Memorial Day is to some, the holiday that signals the start of summer. Planters are weeded and flowers are planted. Perennials adorn hanging baskets and plans are made for our three day weekend. Beach umbrellas spring up and sand castles are built. Cookouts, trips out of town for picnics with friends and family are nice, but the day is much more than that.
Memorial Day celebrations are often thought of as flag waving parades and speeches at cemeteries but before that it was called “Decoration Day.” May 30th was set aside to decorate graves of those who had served their country. Over the years the day has evolved from a movement in a small town in New York into a national holiday, then a three day weekend and finally a day where we decorate the graves with flowers and flags for our loved ones who have gone before, whether they were in uniform or not.

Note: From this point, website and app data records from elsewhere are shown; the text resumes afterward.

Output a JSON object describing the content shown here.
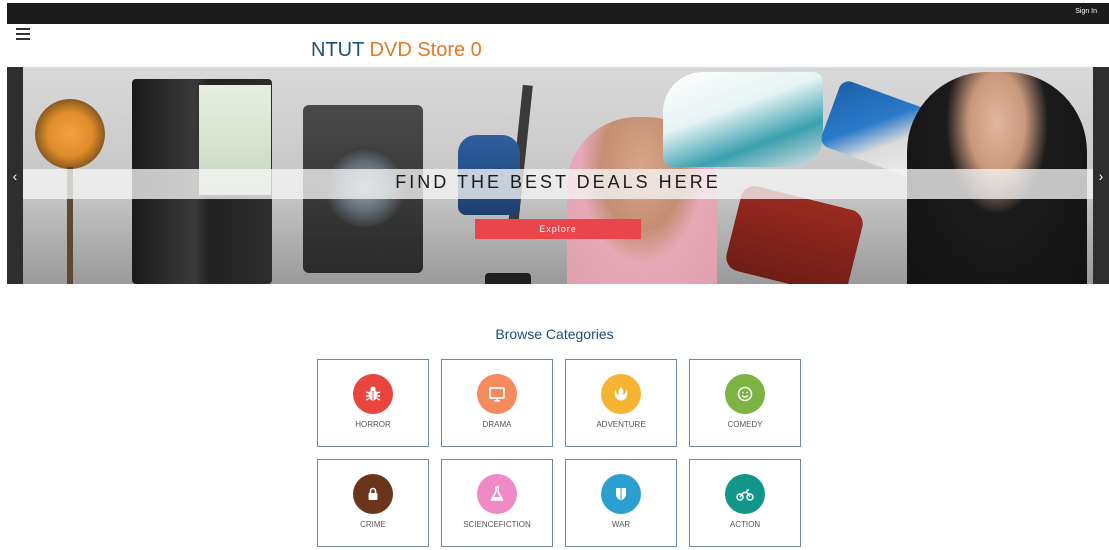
{
  "topbar": {
    "signin_label": "Sign In"
  },
  "header": {
    "brand_part1": "NTUT",
    "brand_part2": "DVD Store 0"
  },
  "hero": {
    "title": "FIND THE BEST DEALS HERE",
    "button_label": "Explore",
    "prev_icon": "chevron-left-icon",
    "next_icon": "chevron-right-icon"
  },
  "categories": {
    "title": "Browse Categories",
    "items": [
      {
        "label": "HORROR",
        "icon": "bug-icon",
        "color": "#e8453c"
      },
      {
        "label": "DRAMA",
        "icon": "monitor-icon",
        "color": "#f58a5c"
      },
      {
        "label": "ADVENTURE",
        "icon": "rebel-icon",
        "color": "#f7b433"
      },
      {
        "label": "COMEDY",
        "icon": "smile-icon",
        "color": "#7cb342"
      },
      {
        "label": "CRIME",
        "icon": "lock-icon",
        "color": "#6b3519"
      },
      {
        "label": "SCIENCEFICTION",
        "icon": "flask-icon",
        "color": "#f08ac6"
      },
      {
        "label": "WAR",
        "icon": "shield-icon",
        "color": "#2a9fd0"
      },
      {
        "label": "ACTION",
        "icon": "motorcycle-icon",
        "color": "#12968a"
      }
    ]
  },
  "colors": {
    "brand_blue": "#1f4e79",
    "brand_orange": "#e07b24",
    "explore_red": "#e9454b"
  }
}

We seldom give thought to those new citizens who do not have husbands, fathers or brothers that served our country. What do they do? Do they appreciate our flag waving and speeches about wars on foreign soil? If it was their homeland that the war was on how do they feel? I’ve thought about this since I was born in an area WWII was fought in (Hawaii), I was raised in another area that saw tremendous loss of American lifes (Guam) and my son married a beautiful person who is of Asian descent. Her family is just as proud of their heritage as we are of ours. They are also proud of being Americans, even though their own countrymen sent them into the hot desert to live during the conflict.

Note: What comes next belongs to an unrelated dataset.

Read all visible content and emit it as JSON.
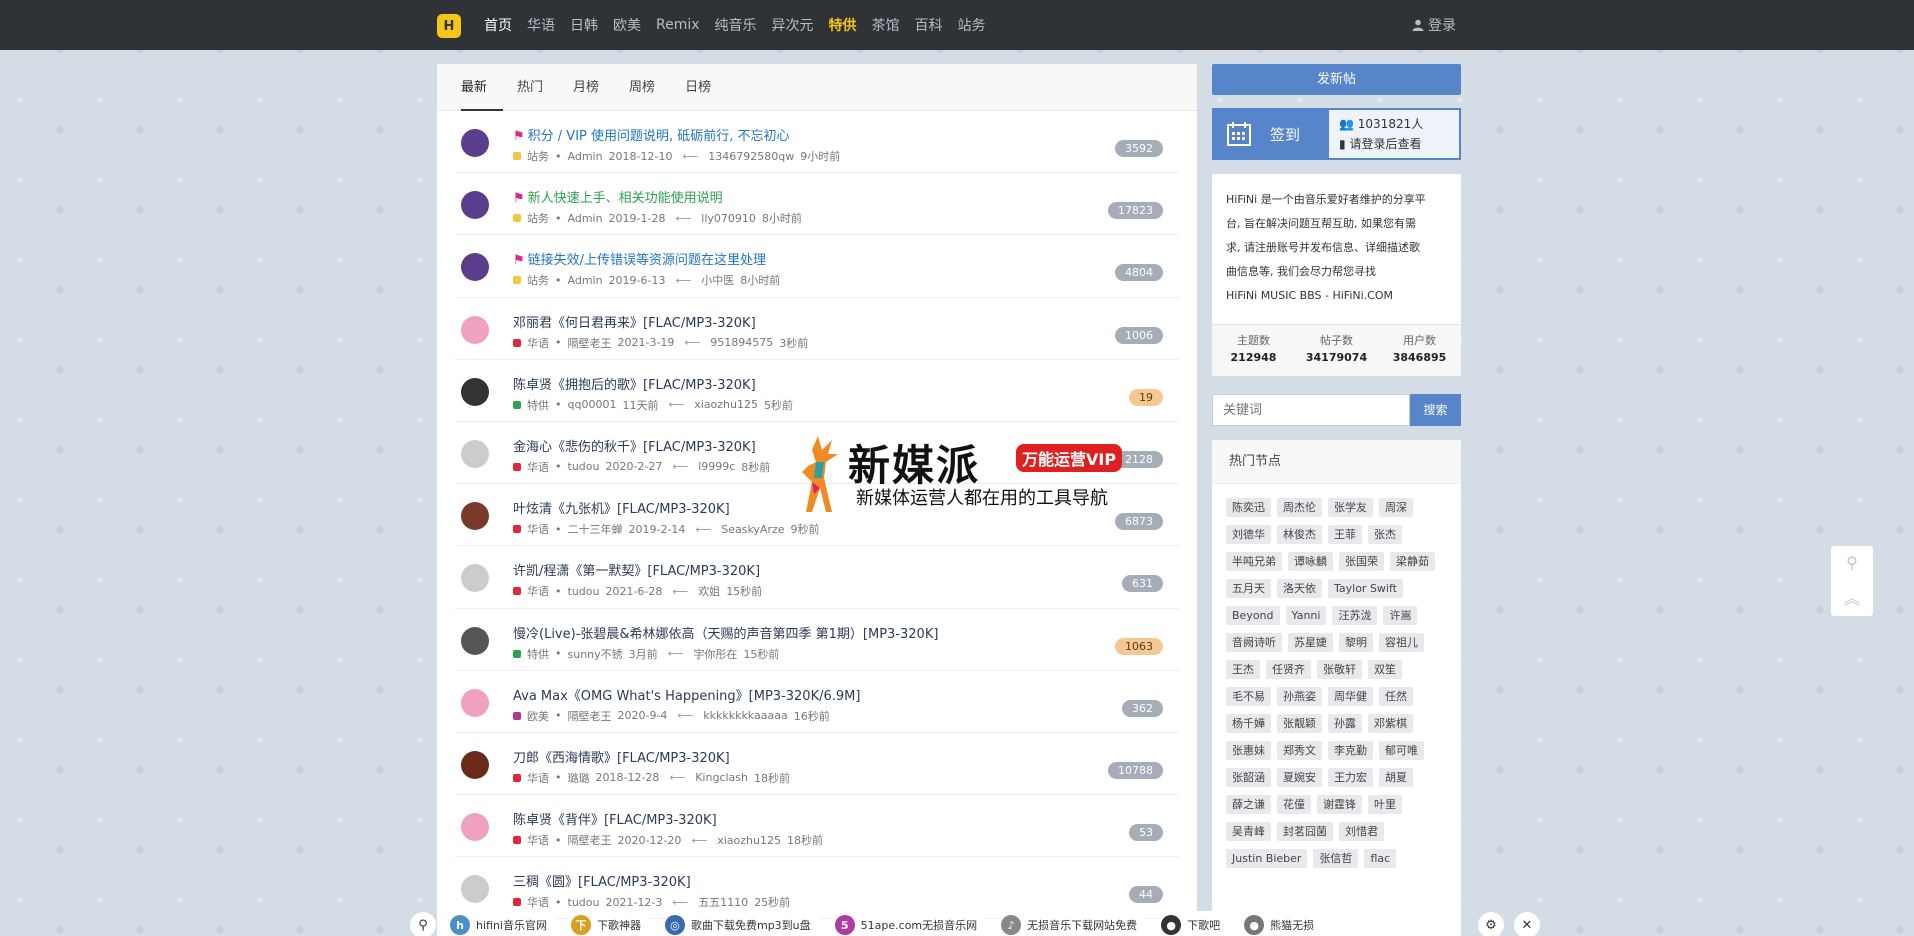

They remember their ancestors on several occasions during the year, O-ban being one and Memorial Day another. The pictures below are of a Memorial Day ceremony in the 1950′s. Prayers were offered at each grave by a member of the Budhist clergy as some knelt in prayer and others bowed their heads.
The women decorate the graves of the members of their community in the Asian section of Olivewood Cemetery. This beautiful cemetery was once segregated with the Asians and Mexican Americans buried at the bottom next to the road and railroad tracks. Families gather as a member of the Budhist Clergy joins several men kneeling in prayer at each headstone.Gathering together as a community to honor our ancestors and families is a tradition we all share, each culture in a different way. The important thing is we remember our ancestors and the contribution they made so we can live the life we have today.
Enjoy your Memorial Day, but take time to remember and honor those that have gone before us, whether it be in a time of war or as a special person in your life.
Happy Memorial Day!